Submitted by Scott Cleland on Wed, 2007-10-03 13:10
Someone needs to call the SaveTheInternet/FreePress/net neutrality crowd on their outrageous hypocrisy in politically claiming that being for "net neutrality" is being for more "free speech" protections.
When the SaveTheInternet organization and their net neutrality allies were offered very specific legislative language that would explicitly protect "free speech'' on the Internet -- they actively blocked it from passage in the Senate Commerce Committee in August of 2006 and from it passing into law last Congress.
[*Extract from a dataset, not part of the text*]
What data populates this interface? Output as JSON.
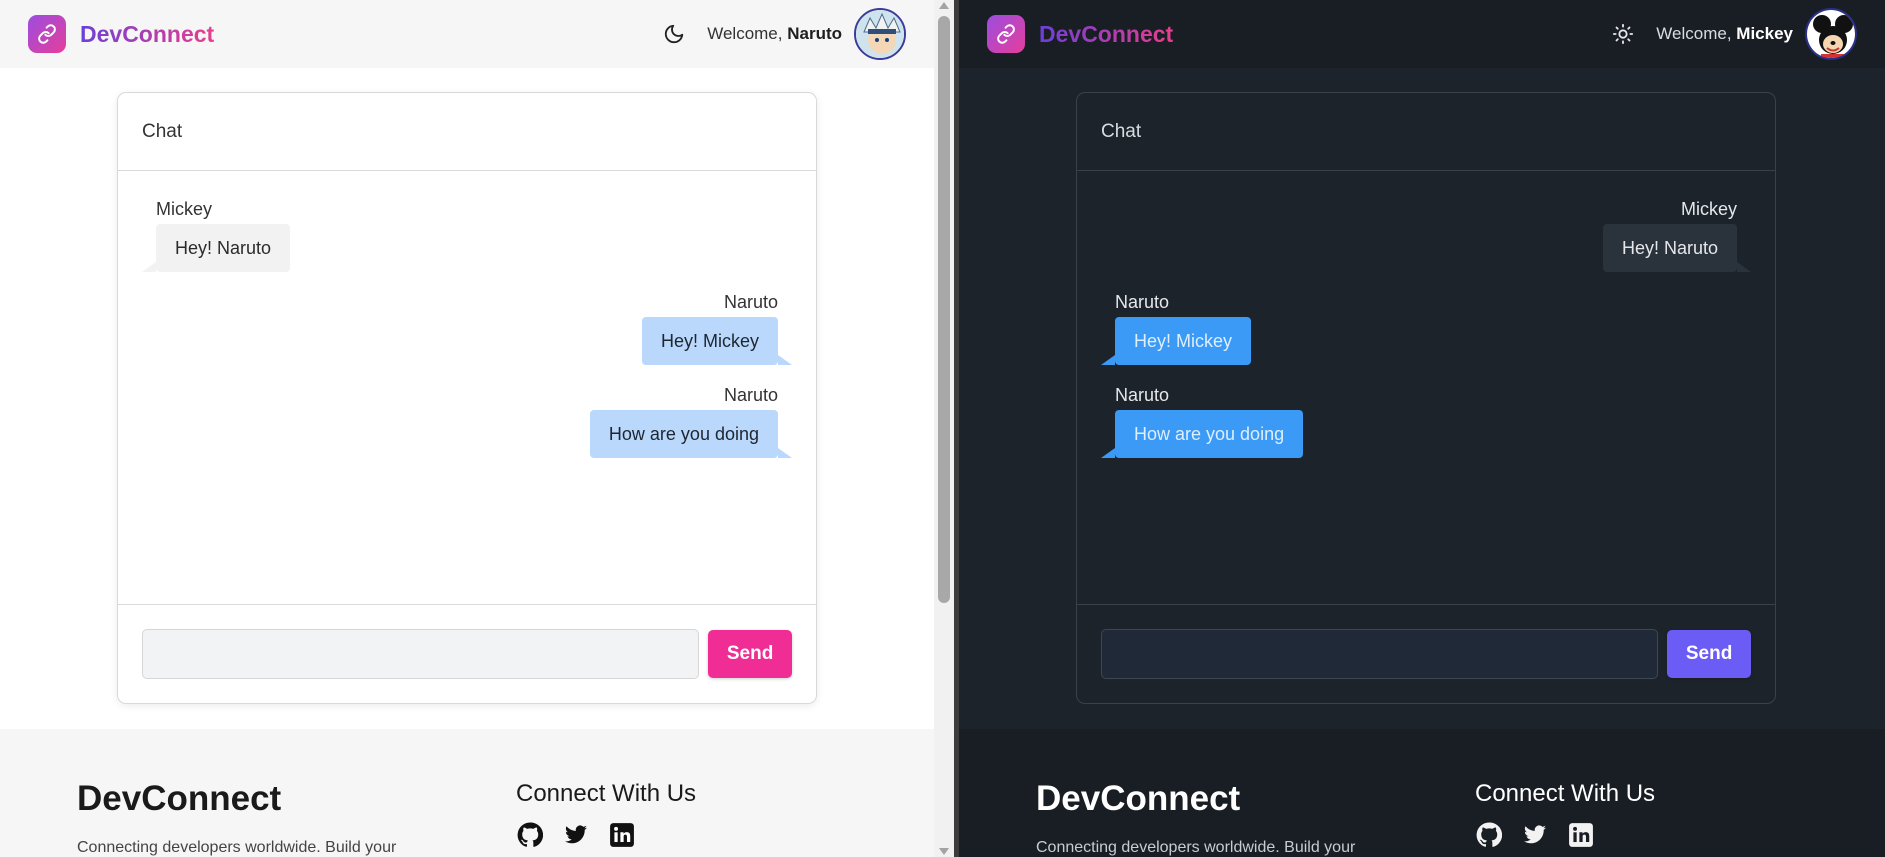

Submitted by Scott Cleland on Wed, 2007-10-03 10:58
I continue to be surprised and saddened that the mainline consumer groups, Consumers Union and Consumer Federation of America remain completely AWOL on arguably one of the most important privacy issues threatening consumers --the pending Google-DoubleClick merger.
I can't seem to square the following facts.
Submitted by Scott Cleland on Tue, 2007-10-02 10:58
The Wall Street Journal's article today: "It's creators call Internet outdated, offer remedies" offers some powerful insights for those following the net neutrality debate and who care about promoting innovation.
Submitted by Scott Cleland on Mon, 2007-10-01 13:01
The charge that many supporters of net neutrality were economically illiterate by Washington Post's lead business columnist Steve Pearlstein in "Whiny Techies II" a few weeks ago which I posted on, prompted more whining from Tim Karr of FreePress/SaveTheInternet Coalition in a Letter to the Editor.
Let's have some fun un-packing Mr. Karr's disingenuousness.
Submitted by Scott Cleland on Mon, 2007-10-01 10:39
Article published Sep 30, 2007
Ultimate Internet gatekeeper?
Imagine further that one company had "private dossiers" on most all Internet users that could, with substantial accuracy, tell the company any individual's religion, politics, health status, income level, sexual preference, gender, age and personal secrets — and had an economic incentive to secretly exploit those individuals' private information for financial gain. Finally, imagine that company had little accountability to consumers, competition, regulators, or independent third-party oversight.
Submitted by Scott Cleland on Mon, 2007-10-01 10:25
Google's copyright kleptomania just can't stay out of the news for long. Per the AP/San Jose Mercury News last week:
Submitted by Scott Cleland on Fri, 2007-09-28 10:52
Below is the summary of my testimony before the Senate Judiciary Subcommittee on Antitrust yesterday on why the Google-DoubleClick merger should be blocked.
Submitted by Scott Cleland on Thu, 2007-09-27 15:48
I’ll be testifying today at the Senate Judiciary Committee hearing on “An Examination of the Google-DoubleClick Merger and the Online Advertising Industry: What Are the Risks for Competition and Privacy?" You can watch the hearing live at 2:30.